- ASSIGNMENT
Leaving the pictures aside, reproduce the data in full and word for word.

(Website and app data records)
*-*-*

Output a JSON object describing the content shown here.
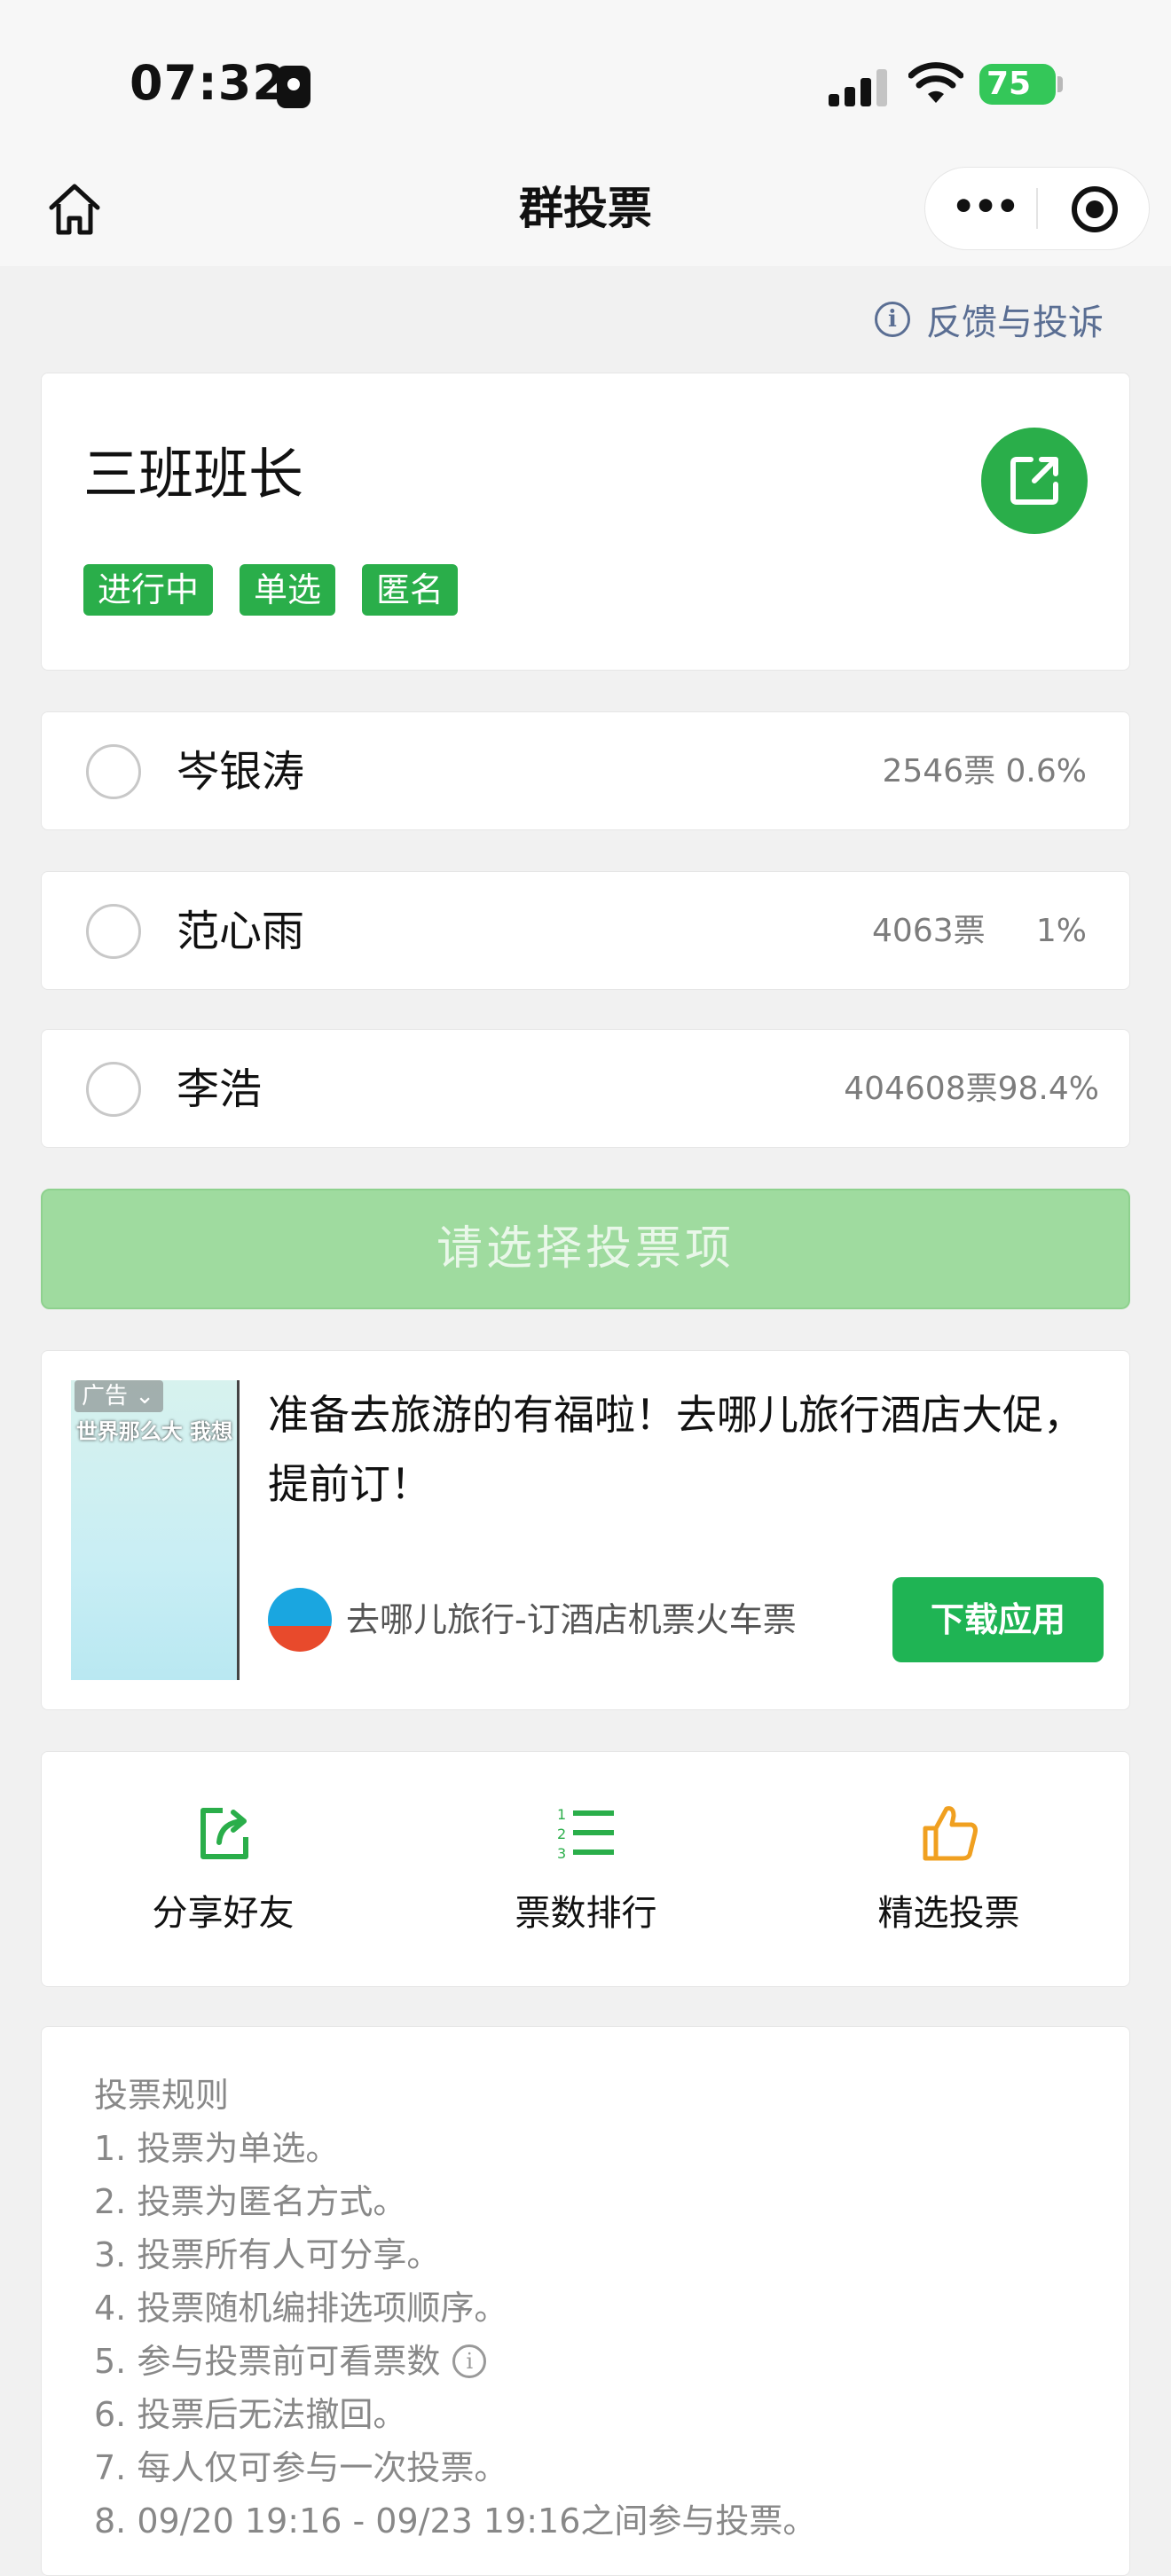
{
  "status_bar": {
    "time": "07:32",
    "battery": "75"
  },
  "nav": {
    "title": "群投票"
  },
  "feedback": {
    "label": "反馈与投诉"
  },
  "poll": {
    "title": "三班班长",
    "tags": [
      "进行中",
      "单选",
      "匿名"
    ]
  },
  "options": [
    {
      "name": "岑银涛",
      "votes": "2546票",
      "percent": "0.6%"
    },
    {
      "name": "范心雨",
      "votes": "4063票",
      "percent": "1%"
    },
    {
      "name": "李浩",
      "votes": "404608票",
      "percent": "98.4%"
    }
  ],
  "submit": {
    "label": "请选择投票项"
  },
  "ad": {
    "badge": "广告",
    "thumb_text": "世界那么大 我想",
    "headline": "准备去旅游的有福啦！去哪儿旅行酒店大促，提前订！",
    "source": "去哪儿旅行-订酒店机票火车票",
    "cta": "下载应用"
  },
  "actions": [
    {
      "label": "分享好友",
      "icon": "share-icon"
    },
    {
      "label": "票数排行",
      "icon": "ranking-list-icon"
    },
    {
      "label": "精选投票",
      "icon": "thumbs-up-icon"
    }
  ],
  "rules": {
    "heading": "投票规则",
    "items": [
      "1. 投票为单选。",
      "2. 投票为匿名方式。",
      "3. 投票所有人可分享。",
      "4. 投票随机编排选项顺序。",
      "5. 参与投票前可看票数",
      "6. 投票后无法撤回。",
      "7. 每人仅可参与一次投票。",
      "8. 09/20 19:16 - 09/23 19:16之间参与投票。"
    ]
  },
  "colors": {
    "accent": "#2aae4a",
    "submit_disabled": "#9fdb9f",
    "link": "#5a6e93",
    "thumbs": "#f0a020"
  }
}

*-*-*

- OUTPUT FOR THIS EXERCISE
Output a JSON object describing the content shown here.
{
  "status_bar": {
    "time": "07:32",
    "battery": "75"
  },
  "nav": {
    "title": "群投票"
  },
  "feedback": {
    "label": "反馈与投诉"
  },
  "poll": {
    "title": "三班班长",
    "tags": [
      "进行中",
      "单选",
      "匿名"
    ]
  },
  "options": [
    {
      "name": "岑银涛",
      "votes": "2546票",
      "percent": "0.6%"
    },
    {
      "name": "范心雨",
      "votes": "4063票",
      "percent": "1%"
    },
    {
      "name": "李浩",
      "votes": "404608票",
      "percent": "98.4%"
    }
  ],
  "submit": {
    "label": "请选择投票项"
  },
  "ad": {
    "badge": "广告",
    "thumb_text": "世界那么大 我想",
    "headline": "准备去旅游的有福啦！去哪儿旅行酒店大促，提前订！",
    "source": "去哪儿旅行-订酒店机票火车票",
    "cta": "下载应用"
  },
  "actions": [
    {
      "label": "分享好友",
      "icon": "share-icon"
    },
    {
      "label": "票数排行",
      "icon": "ranking-list-icon"
    },
    {
      "label": "精选投票",
      "icon": "thumbs-up-icon"
    }
  ],
  "rules": {
    "heading": "投票规则",
    "items": [
      "1. 投票为单选。",
      "2. 投票为匿名方式。",
      "3. 投票所有人可分享。",
      "4. 投票随机编排选项顺序。",
      "5. 参与投票前可看票数",
      "6. 投票后无法撤回。",
      "7. 每人仅可参与一次投票。",
      "8. 09/20 19:16 - 09/23 19:16之间参与投票。"
    ]
  },
  "colors": {
    "accent": "#2aae4a",
    "submit_disabled": "#9fdb9f",
    "link": "#5a6e93",
    "thumbs": "#f0a020"
  }
}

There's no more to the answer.